In one scene in Ten Thousand Aftershocks, I recount going to therapy for the first time in my twenties, and worrying, neurotically, that my mother waited outside to punish me for speaking about her to a psychologist. When the memoir came out I still worried but not with the same intensity, because I was already estranged from my mother. I had done the hard work of untangling myself from her both emotionally and geographically, so the emotional stakes were much lower. I was, however, concerned about how what I wrote about my late grandfather being to blame for my father’s violence might be received by various cousins. In both cases I weighed my need to tell the story against the possible loss of contact with relatives who, if I’m honest, are not a significant part of my daily life. What, I asked, could I lose, and what was I willing to lose? In the end the story won.
It was American author Natalie Goldberg who said, ‘If you are not afraid of the voices inside you, you will not fear the critics outside you’. I understood that to write as honestly as I could, I would need to attempt to be as hard on myself as I was on others. There was a strange freedom in owning my failings, in admitting that I don’t think I’m the best mother in the world, that I had in the past hardened my heart to protect myself, and that this may have made me appear cold and unfeeling; that I am awful at apologising and have a terrible habit of abandoning people. I tried not to shrink from any of it. I hope that honesty improved the work, and my feeling is that it made it wider, somehow.

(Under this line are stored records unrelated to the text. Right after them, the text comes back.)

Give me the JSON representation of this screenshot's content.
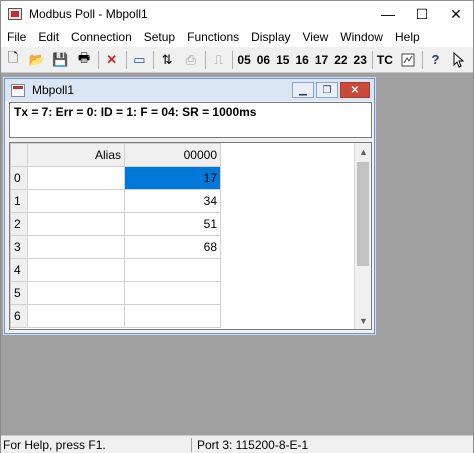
{
  "window": {
    "title": "Modbus Poll - Mbpoll1",
    "minimize": "—",
    "maximize": "☐",
    "close": "✕"
  },
  "menu": [
    "File",
    "Edit",
    "Connection",
    "Setup",
    "Functions",
    "Display",
    "View",
    "Window",
    "Help"
  ],
  "toolbar": {
    "icons": {
      "new": "🗋",
      "open": "📂",
      "save": "💾",
      "print": "🖶",
      "delete": "✕",
      "window": "▭",
      "connect": "⇅",
      "disconnect": "⎙",
      "pulse": "⎍"
    },
    "functions": [
      "05",
      "06",
      "15",
      "16",
      "17",
      "22",
      "23"
    ],
    "tc": "TC",
    "help": "?"
  },
  "child": {
    "title": "Mbpoll1",
    "status": "Tx = 7: Err = 0: ID = 1: F = 04: SR = 1000ms",
    "columns": {
      "alias": "Alias",
      "address": "00000"
    },
    "rows": [
      {
        "index": "0",
        "alias": "",
        "value": "17",
        "selected": true
      },
      {
        "index": "1",
        "alias": "",
        "value": "34"
      },
      {
        "index": "2",
        "alias": "",
        "value": "51"
      },
      {
        "index": "3",
        "alias": "",
        "value": "68"
      },
      {
        "index": "4",
        "alias": "",
        "value": ""
      },
      {
        "index": "5",
        "alias": "",
        "value": ""
      },
      {
        "index": "6",
        "alias": "",
        "value": ""
      }
    ]
  },
  "statusbar": {
    "help": "For Help, press F1.",
    "port": "Port 3: 115200-8-E-1"
  },
  "colors": {
    "selection": "#0078d7",
    "mdi_background": "#a0a0a0",
    "child_title": "#dbe6f4",
    "close_button": "#c94a3a"
  }
}
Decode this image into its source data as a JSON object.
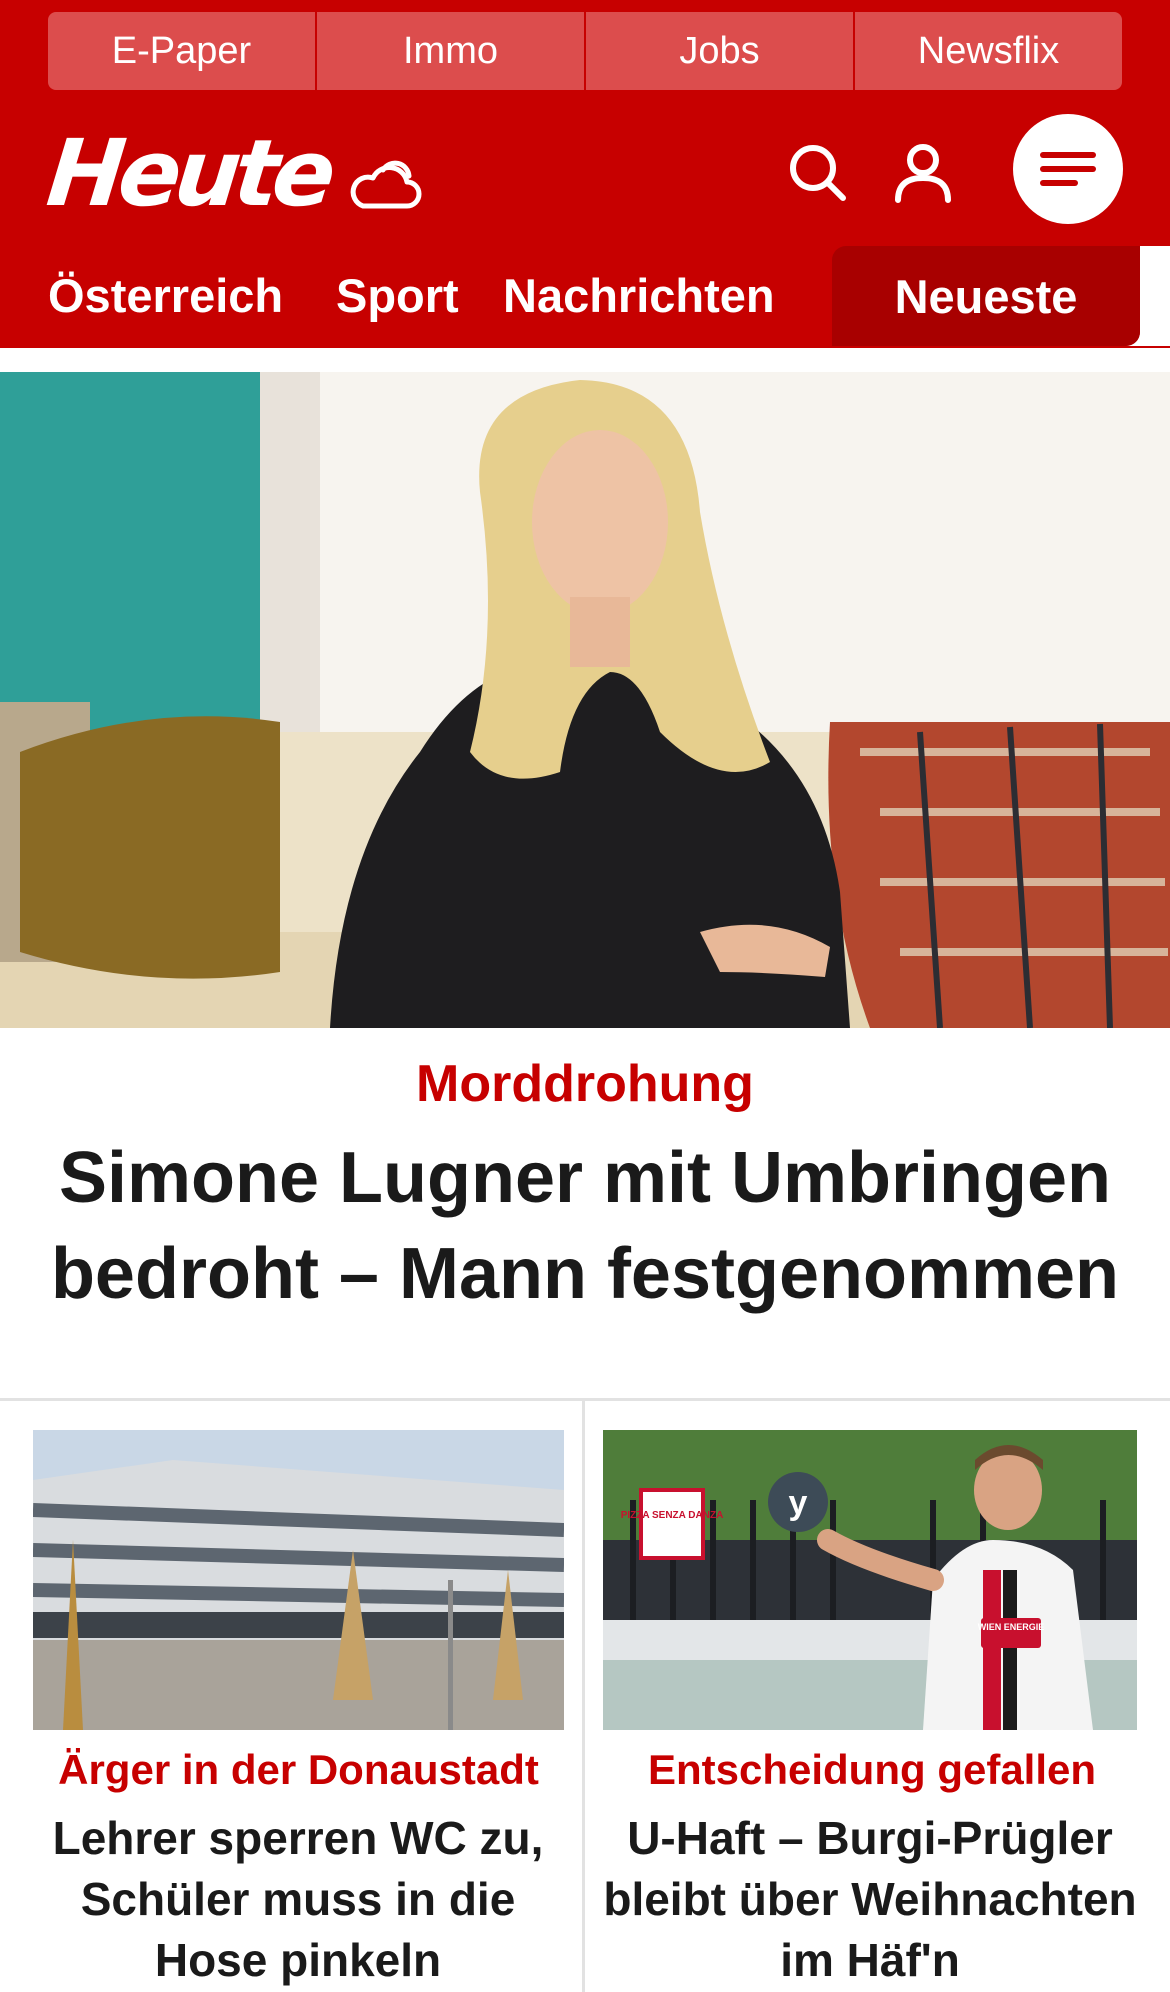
{
  "topbar": {
    "items": [
      {
        "label": "E-Paper"
      },
      {
        "label": "Immo"
      },
      {
        "label": "Jobs"
      },
      {
        "label": "Newsflix"
      }
    ]
  },
  "brand": {
    "logo_text": "Heute",
    "weather_icon": "cloud-sun-icon"
  },
  "header_icons": [
    "search-icon",
    "user-icon",
    "menu-icon"
  ],
  "nav": {
    "items": [
      {
        "label": "Österreich"
      },
      {
        "label": "Sport"
      },
      {
        "label": "Nachrichten"
      }
    ],
    "highlight": {
      "label": "Neueste"
    }
  },
  "hero": {
    "kicker": "Morddrohung",
    "title": "Simone Lugner mit Umbringen bedroht – Mann festgenommen"
  },
  "teasers": [
    {
      "kicker": "Ärger in der Donaustadt",
      "title": "Lehrer sperren WC zu, Schüler muss in die Hose pinkeln"
    },
    {
      "kicker": "Entscheidung gefallen",
      "title": "U-Haft – Burgi-Prügler bleibt über Weihnachten im Häf'n",
      "image_texts": [
        "PIZZA SENZA DANZA",
        "WIEN ENERGIE"
      ]
    }
  ],
  "colors": {
    "brand_red": "#c70000",
    "topbar_red": "#dc4d4d",
    "highlight_red": "#a80000",
    "text_dark": "#1a1a1a"
  }
}
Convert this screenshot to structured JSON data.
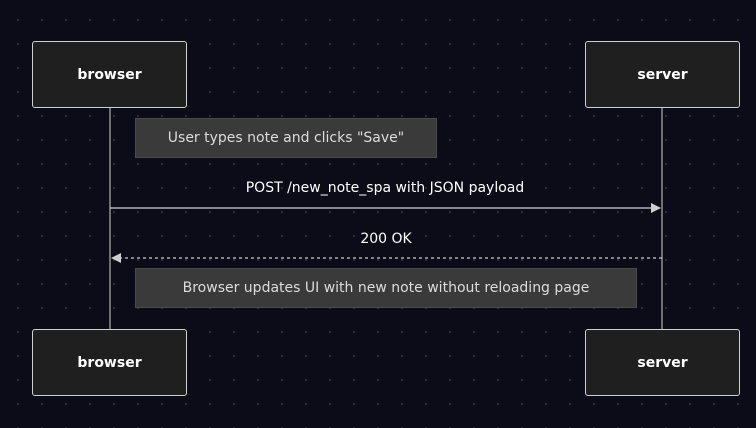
{
  "participants": {
    "browser": "browser",
    "server": "server"
  },
  "notes": {
    "first": "User types note and clicks \"Save\"",
    "second": "Browser updates UI with new note without reloading page"
  },
  "messages": {
    "request": "POST /new_note_spa with JSON payload",
    "response": "200 OK"
  },
  "colors": {
    "background": "#0c0c18",
    "actor_fill": "#1f1f1f",
    "actor_border": "#cfcfcf",
    "note_fill": "#3a3a3a",
    "line": "#cfcfcf"
  }
}
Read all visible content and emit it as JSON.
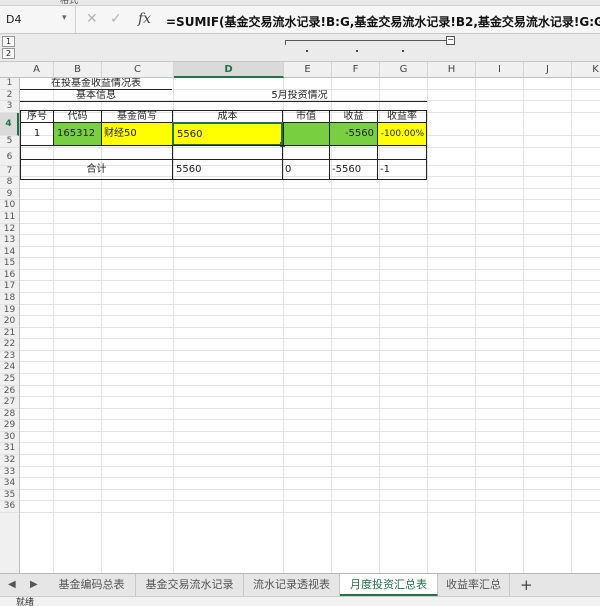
{
  "window": {
    "top_label": "格式"
  },
  "formula_bar": {
    "name_box": "D4",
    "fx_label": "fx",
    "formula": "=SUMIF(基金交易流水记录!B:G,基金交易流水记录!B2,基金交易流水记录!G:G)"
  },
  "outline_levels": [
    "1",
    "2"
  ],
  "columns": [
    "A",
    "B",
    "C",
    "D",
    "E",
    "F",
    "G",
    "H",
    "I",
    "J",
    "K"
  ],
  "selected_column": "D",
  "rows": [
    "1",
    "2",
    "3",
    "4",
    "5",
    "6",
    "7",
    "8",
    "9",
    "10",
    "11",
    "12",
    "13",
    "14",
    "15",
    "16",
    "17",
    "18",
    "19",
    "20",
    "21",
    "22",
    "23",
    "24",
    "25",
    "26",
    "27",
    "28",
    "29",
    "30",
    "31",
    "32",
    "33",
    "34",
    "35",
    "36"
  ],
  "selected_row": "4",
  "sheet": {
    "title": "在投基金收益情况表",
    "section_basic": "基本信息",
    "section_may": "5月投资情况",
    "headers": [
      "序号",
      "代码",
      "基金简写",
      "成本",
      "市值",
      "收益",
      "收益率"
    ],
    "data_row": {
      "seq": "1",
      "code": "165312",
      "name": "财经50",
      "cost": "5560",
      "market": "",
      "profit": "-5560",
      "rate": "-100.00%"
    },
    "total_row": {
      "label": "合计",
      "cost": "5560",
      "market": "0",
      "profit": "-5560",
      "rate": "-1"
    }
  },
  "colors": {
    "yellow": "#ffff00",
    "green": "#78d040",
    "accent": "#217346"
  },
  "tabs": [
    {
      "label": "基金编码总表",
      "active": false
    },
    {
      "label": "基金交易流水记录",
      "active": false
    },
    {
      "label": "流水记录透视表",
      "active": false
    },
    {
      "label": "月度投资汇总表",
      "active": true
    },
    {
      "label": "收益率汇总",
      "active": false
    }
  ],
  "add_tab": "+",
  "status": "就绪"
}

I was always aware of my silent contract with the readers, that they probably possess a bullshit radar, and that I was not much of a bullshitter. It would be dishonest to say here that I didn’t fear judgement for revealing my less than likeable side, but I was surprised to discover I had an appetite for this kind of openness. A therapist would likely have a field day with the reasons for this, but perhaps it is simply that to speak my own truth, in all its untidiness and discomfort, was a rare form of freedom after years of feeling stifled and silenced.
My honesty was, necessarily, tempered by compassion, I believe. Time and distance had by then granted me perspective, mainly of how my family members were moulded by previous generations of trauma and other events over which they had no control. I tried to understand rather than blame, and always only write through the lens of my own experience, because my story was the only story I could tell. And if after all that I was still to face criticism, my days as a reporter had taught me something about how to cope.
Once, when I was about 18, a grumpy sub-editor on a daily newspaper took a draft of a story I had written, tore it into tiny pieces and dropped it into his bin like confetti. It may not surprise you to learn that ever since, I have attempted to see the work as separate from me. In this way it becomes its own entity. Criticism of it is nothing to do with me as a person – the critique is (or should be) of the words, structure, idea, or some other literary device. I am no less worthy as a human being, even when my writing is seen as something less than stellar. l reminded myself of that many times during the writing of my memoir – that unless they are my editor or publisher, what other people think about me or my story is none of my business.
Michelle Tom was raised in Aotearoa New Zealand and now lives in Naarm Melbourne with her husband and the two youngest of her four children. Her literary memoir, Ten Thousand Aftershocks, about surviving the Christchurch earthquakes of 2010-11 and her chaotic family of origin was published by HarperCollins in September 2021. A chapter from the memoir manuscript was placed second in the Grace Marion Wilson Emerging Writers Competition, non-fiction section, in 2019. She is a former print journalist.